# WHAT THE TASK REQUIRES
Below are the records; locate each line with the word "Documentos" and copy it.
Segment Start: GIVEN RECORDS
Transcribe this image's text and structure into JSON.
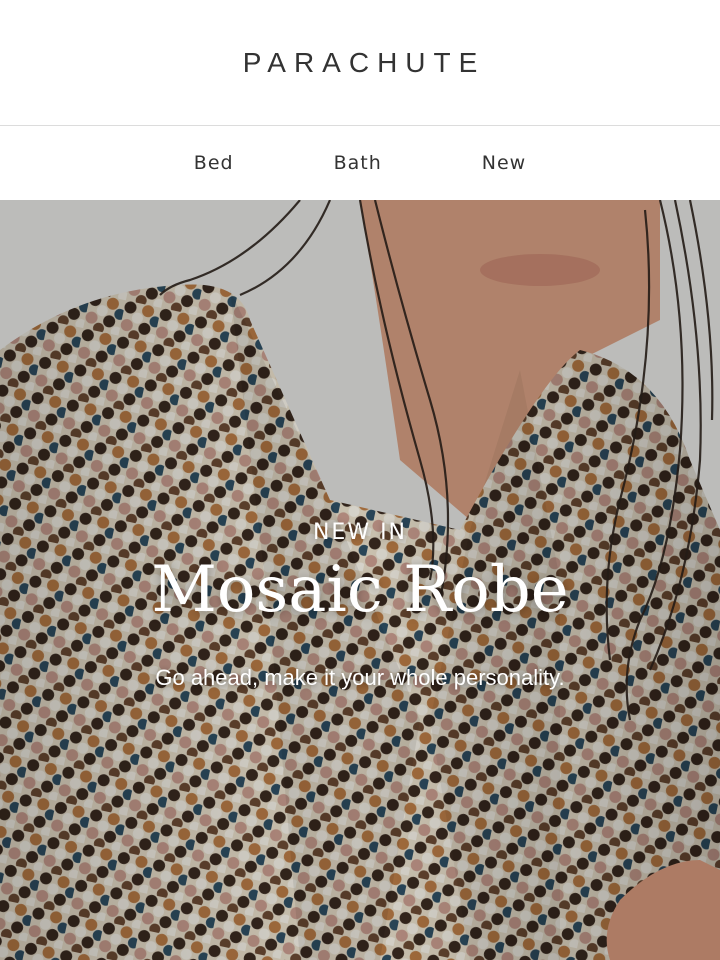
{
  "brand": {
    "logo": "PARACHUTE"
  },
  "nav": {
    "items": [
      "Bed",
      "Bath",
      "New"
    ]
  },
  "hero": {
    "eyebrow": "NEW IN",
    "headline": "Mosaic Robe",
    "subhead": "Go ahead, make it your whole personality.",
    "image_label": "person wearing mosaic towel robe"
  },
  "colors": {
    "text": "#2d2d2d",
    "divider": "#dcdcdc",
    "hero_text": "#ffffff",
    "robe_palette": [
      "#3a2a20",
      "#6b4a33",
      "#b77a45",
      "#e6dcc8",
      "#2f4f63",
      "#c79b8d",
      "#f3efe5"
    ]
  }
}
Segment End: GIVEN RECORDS
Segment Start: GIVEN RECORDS
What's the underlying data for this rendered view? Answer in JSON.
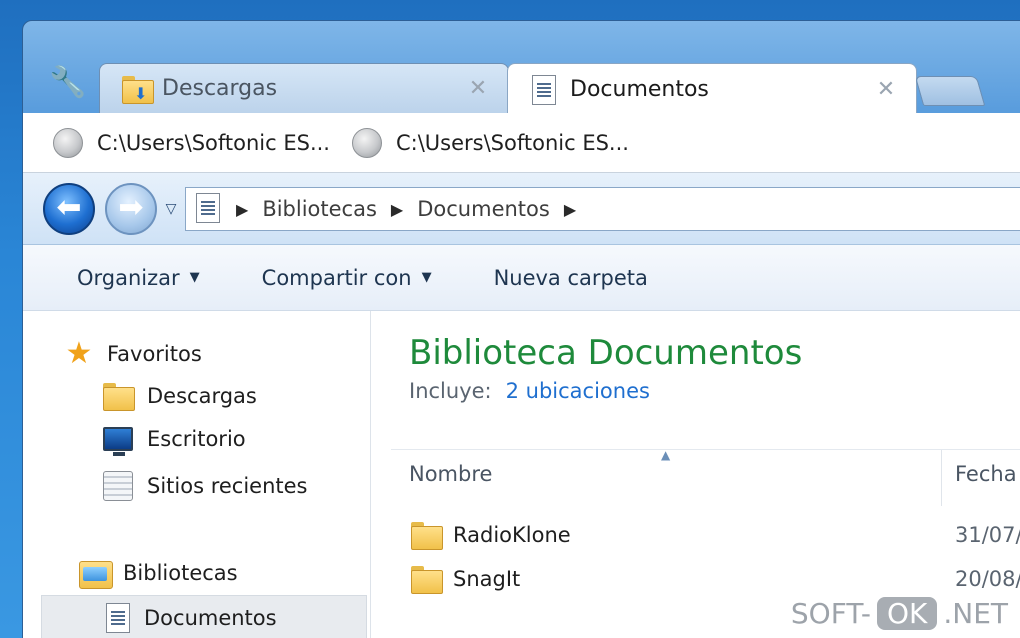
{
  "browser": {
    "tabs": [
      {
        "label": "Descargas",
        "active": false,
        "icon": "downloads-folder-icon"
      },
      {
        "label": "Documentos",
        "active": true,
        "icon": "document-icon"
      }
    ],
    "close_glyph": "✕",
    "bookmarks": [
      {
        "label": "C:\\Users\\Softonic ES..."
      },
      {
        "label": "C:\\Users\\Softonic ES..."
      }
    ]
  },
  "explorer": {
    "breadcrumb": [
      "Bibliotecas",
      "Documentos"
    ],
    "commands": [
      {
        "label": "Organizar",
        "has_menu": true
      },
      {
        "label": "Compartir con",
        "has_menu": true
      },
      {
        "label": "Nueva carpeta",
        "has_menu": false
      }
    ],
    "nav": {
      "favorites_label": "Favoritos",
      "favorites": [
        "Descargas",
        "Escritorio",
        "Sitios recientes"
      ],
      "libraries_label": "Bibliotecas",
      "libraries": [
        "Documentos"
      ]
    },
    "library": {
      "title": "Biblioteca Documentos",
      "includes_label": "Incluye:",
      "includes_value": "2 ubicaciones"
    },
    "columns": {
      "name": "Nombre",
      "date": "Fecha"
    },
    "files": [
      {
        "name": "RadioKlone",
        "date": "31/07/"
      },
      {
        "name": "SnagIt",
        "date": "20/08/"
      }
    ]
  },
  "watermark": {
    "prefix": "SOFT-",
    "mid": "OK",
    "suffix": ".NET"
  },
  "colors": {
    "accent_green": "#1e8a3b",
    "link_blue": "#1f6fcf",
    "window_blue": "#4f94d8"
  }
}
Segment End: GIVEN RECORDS
# RESULT OF THE EXERCISE
        "label": "Documentos",
      "Documentos"
        "Documentos"
      "title": "Biblioteca Documentos",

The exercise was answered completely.